No, I have no shame; I'm ripping off a thought from my own mother. But she sent this email yesterday and I've been thinking about it, and wanted to share.
I think I mentioned to you that when S was at [a social service organization] they had a real problem after 9/11 because everyone was sending money to New York, and nothing was left for the folks here. Well, I know that the Tsunami did the same thing because the last time I brought stuff to [a homeless shelter] I talked about it with the woman in charge of donations.
Today I called [a shelter for battered women and their kids] because I needed to make arrangements to drop stuff off. She was so excited because I "wasn't abandoning them like so many other folks were". So I started really thinking it through. These women and their children, are in some way, in the same position as the Katrina evacuees. They are living in a shelter, under someone else's rules and regs; they have nowhere else to go (except possibly back to an abusive relationship); they can't stay in these shelters forever, and some are now out in the street; and they have no resources.
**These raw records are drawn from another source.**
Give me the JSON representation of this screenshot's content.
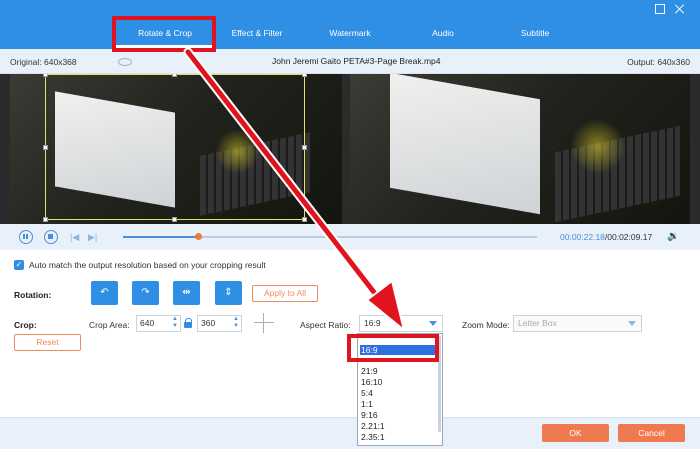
{
  "tabs": [
    "Rotate & Crop",
    "Effect & Filter",
    "Watermark",
    "Audio",
    "Subtitle"
  ],
  "info": {
    "original": "Original: 640x368",
    "filename": "John Jeremi Gaito PETA#3-Page Break.mp4",
    "output": "Output: 640x360"
  },
  "playback": {
    "current_time": "00:00:22.18",
    "total_time": "/00:02:09.17",
    "progress": 0.18
  },
  "settings": {
    "auto_match_label": "Auto match the output resolution based on your cropping result",
    "auto_match_checked": true,
    "rotation_label": "Rotation:",
    "rotation_buttons": [
      "rotate-left",
      "rotate-right",
      "flip-horizontal",
      "flip-vertical"
    ],
    "apply_all_label": "Apply to All",
    "crop_label": "Crop:",
    "crop_area_label": "Crop Area:",
    "crop_width": "640",
    "crop_height": "360",
    "aspect_ratio_label": "Aspect Ratio:",
    "aspect_ratio_value": "16:9",
    "zoom_mode_label": "Zoom Mode:",
    "zoom_mode_value": "Letter Box",
    "reset_label": "Reset"
  },
  "dropdown_options": [
    "16:9",
    "21:9",
    "16:10",
    "5:4",
    "1:1",
    "9:16",
    "2.21:1",
    "2.35:1"
  ],
  "footer": {
    "ok_label": "OK",
    "cancel_label": "Cancel"
  },
  "colors": {
    "accent": "#2f8fe4",
    "action": "#f07a50",
    "annotation": "#e0141e"
  }
}
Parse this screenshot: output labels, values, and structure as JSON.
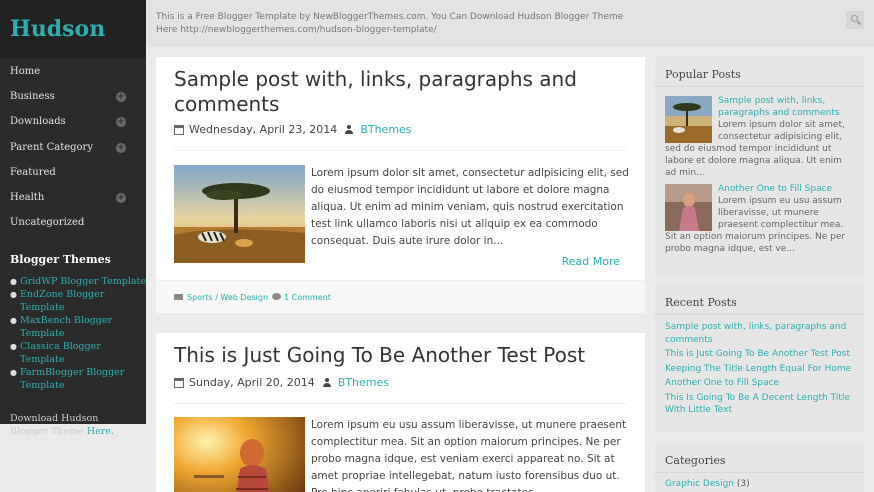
{
  "sidebar": {
    "logo": "Hudson",
    "nav": [
      {
        "label": "Home",
        "expand": false
      },
      {
        "label": "Business",
        "expand": true
      },
      {
        "label": "Downloads",
        "expand": true
      },
      {
        "label": "Parent Category",
        "expand": true
      },
      {
        "label": "Featured",
        "expand": false
      },
      {
        "label": "Health",
        "expand": true
      },
      {
        "label": "Uncategorized",
        "expand": false
      }
    ],
    "blogger_themes_title": "Blogger Themes",
    "blogger_themes": [
      "GridWP Blogger Template",
      "EndZone Blogger Template",
      "MaxBench Blogger Template",
      "Classica Blogger Template",
      "FarmBlogger Blogger Template"
    ],
    "download_text": "Download Hudson Blogger Theme",
    "download_link": "Here."
  },
  "topbar": {
    "message": "This is a Free Blogger Template by NewBloggerThemes.com. You Can Download Hudson Blogger Theme Here http://newbloggerthemes.com/hudson-blogger-template/",
    "search_icon": "search-icon"
  },
  "posts": [
    {
      "title": "Sample post with, links, paragraphs and comments",
      "date": "Wednesday, April 23, 2014",
      "author": "BThemes",
      "excerpt": "Lorem ipsum dolor sit amet, consectetur adipisicing elit, sed do eiusmod tempor incididunt ut labore et dolore magna aliqua. Ut enim ad minim veniam, quis nostrud exercitation test link ullamco laboris nisi ut aliquip ex ea commodo consequat. Duis aute irure dolor in...",
      "read_more": "Read More",
      "labels": "Sports / Web Design",
      "comments": "1 Comment"
    },
    {
      "title": "This is Just Going To Be Another Test Post",
      "date": "Sunday, April 20, 2014",
      "author": "BThemes",
      "excerpt": "Lorem ipsum eu usu assum liberavisse, ut munere praesent complectitur mea. Sit an option maiorum principes. Ne per probo magna idque, est veniam exerci appareat no. Sit at amet propriae intellegebat, natum iusto forensibus duo ut. Pro hinc aperiri fabulas ut, probo tractatos"
    }
  ],
  "popular_posts": {
    "title": "Popular Posts",
    "items": [
      {
        "title": "Sample post with, links, paragraphs and comments",
        "snippet": "Lorem ipsum dolor sit amet, consectetur adipisicing elit, sed do eiusmod tempor incididunt ut labore et dolore magna aliqua. Ut enim ad min..."
      },
      {
        "title": "Another One to Fill Space",
        "snippet": "Lorem ipsum eu usu assum liberavisse, ut munere praesent complectitur mea. Sit an option maiorum principes. Ne per probo magna idque, est ve..."
      }
    ]
  },
  "recent_posts": {
    "title": "Recent Posts",
    "items": [
      "Sample post with, links, paragraphs and comments",
      "This is Just Going To Be Another Test Post",
      "Keeping The Title Length Equal For Home",
      "Another One to Fill Space",
      "This Is Going To Be A Decent Length Title With Little Text"
    ]
  },
  "categories": {
    "title": "Categories",
    "first_name": "Graphic Design",
    "first_count": "(3)"
  },
  "colors": {
    "accent": "#2ab0b0",
    "sidebar": "#2b2b2b",
    "background": "#ebebeb"
  }
}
The difference, as I see it, is that the Katrina folks are going to be getting a lot of help and money from the government, from private donations, from, from, from...they are very visible. The women and kids at [aforementioned shelter] are totally invisible, and aren't getting much from anyone. So, I will continue to do what I do here. Going through our stuff, and collecting from other people, and bringing it to the people that need it in this community. And making sure that they understand that they are just as important.
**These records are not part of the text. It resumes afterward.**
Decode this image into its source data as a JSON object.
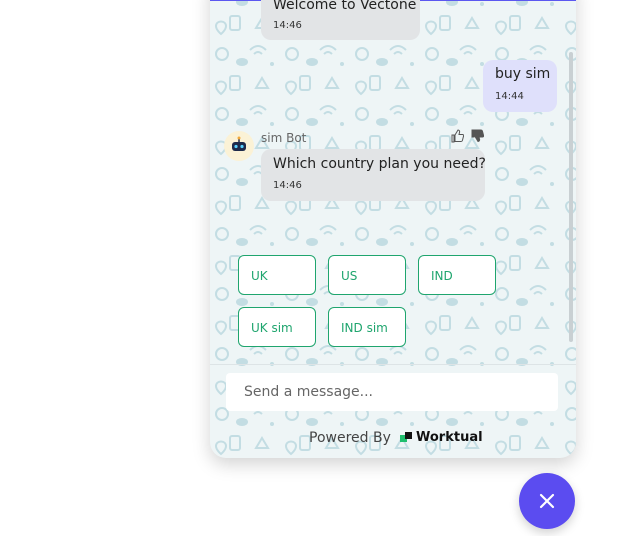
{
  "colors": {
    "accent": "#5b4cf0",
    "quick_reply": "#1fa56e",
    "bot_bubble": "#e2e4e6",
    "user_bubble": "#dfe0fb",
    "pattern_icons": "#c3dde3"
  },
  "messages": [
    {
      "sender": "bot",
      "text": "Welcome to Vectone",
      "time": "14:46"
    },
    {
      "sender": "user",
      "text": "buy sim",
      "time": "14:44"
    },
    {
      "sender": "bot",
      "text": "Which country plan you need?",
      "time": "14:46"
    }
  ],
  "bot": {
    "name": "sim Bot",
    "avatar_icon": "robot-icon"
  },
  "feedback_icons": [
    "thumbs-up-icon",
    "thumbs-down-icon"
  ],
  "quick_replies": [
    "UK",
    "US",
    "IND",
    "UK sim",
    "IND sim"
  ],
  "composer": {
    "placeholder": "Send a message..."
  },
  "footer": {
    "powered_by": "Powered By",
    "brand": "Worktual"
  },
  "close_button": {
    "icon": "close-icon"
  }
}
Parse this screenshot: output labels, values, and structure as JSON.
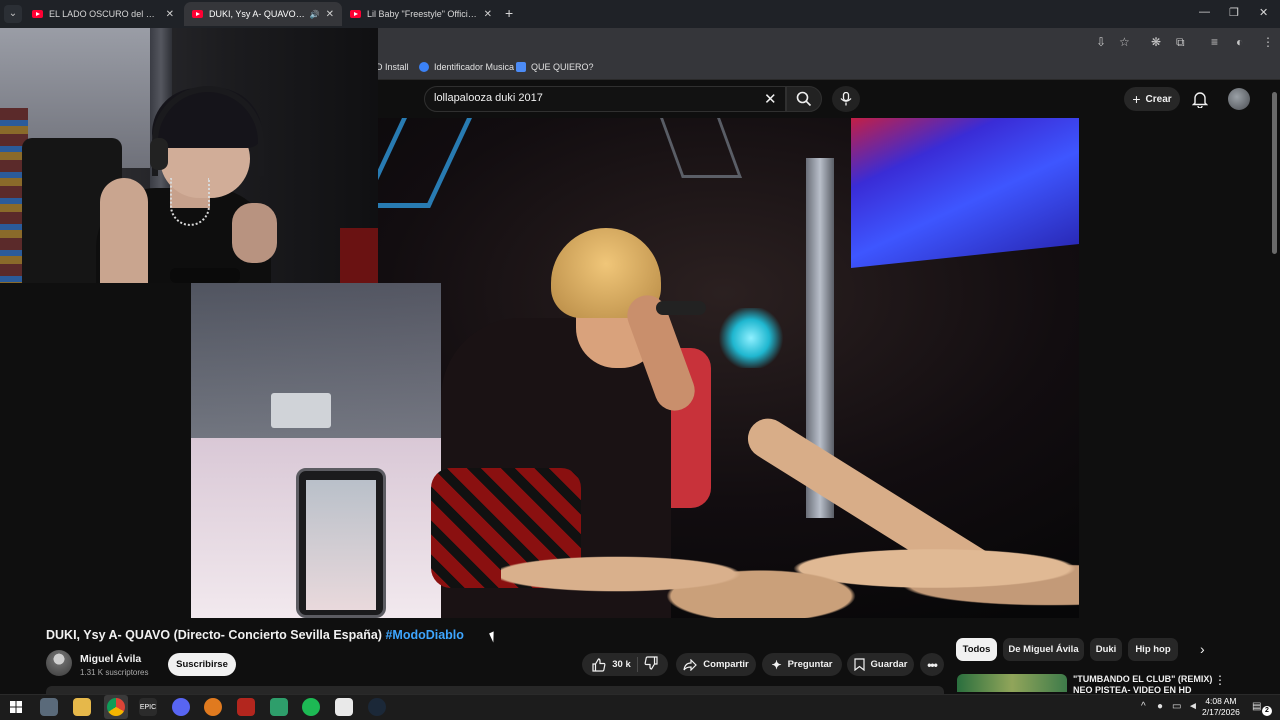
{
  "browser": {
    "tabs": [
      {
        "title": "EL LADO OSCURO del ÉXITO de",
        "active": false,
        "close": "✕"
      },
      {
        "title": "DUKI, Ysy A- QUAVO (Directo",
        "active": true,
        "close": "✕",
        "audio": "🔊"
      },
      {
        "title": "Lil Baby \"Freestyle\" Official Mu",
        "active": false,
        "close": "✕"
      }
    ],
    "new_tab": "+",
    "window_controls": [
      "—",
      "❐",
      "✕"
    ],
    "bookmarks": [
      {
        "label": "D Install",
        "icon": "bookmark-icon"
      },
      {
        "label": "Identificador Musica",
        "icon": "shazam-icon"
      },
      {
        "label": "QUE QUIERO?",
        "icon": "docs-icon"
      }
    ]
  },
  "youtube": {
    "search": {
      "value": "lollapalooza duki 2017",
      "clear": "✕"
    },
    "create_label": "Crear",
    "video": {
      "title": "DUKI, Ysy A- QUAVO (Directo- Concierto Sevilla España)",
      "hashtag": "#ModoDiablo"
    },
    "channel": {
      "name": "Miguel Ávila",
      "subscribers": "1.31 K suscriptores",
      "subscribe_label": "Suscribirse"
    },
    "actions": {
      "likes": "30 k",
      "share": "Compartir",
      "ask": "Preguntar",
      "save": "Guardar"
    },
    "chips": [
      "Todos",
      "De Miguel Ávila",
      "Duki",
      "Hip hop"
    ],
    "recommendation": {
      "title": "\"TUMBANDO EL CLUB\" (REMIX) NEO PISTEA- VIDEO EN HD"
    }
  },
  "taskbar": {
    "time": "4:08 AM",
    "date": "2/17/2026",
    "notifications": "2"
  },
  "colors": {
    "accent_link": "#3ea6ff",
    "youtube_red": "#ff0033",
    "background": "#0f0f0f"
  }
}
I know that a lot of people are feeling pretty helpless right now in the face of the disaster, and like they can't do what they would want to do because of their other commitments--family, school, work. But there are other things we can do that also serve; the work we do within our own communities is just as crucial now as at any other time, or even more so.
Thanks Mom. Now step away from CNN already.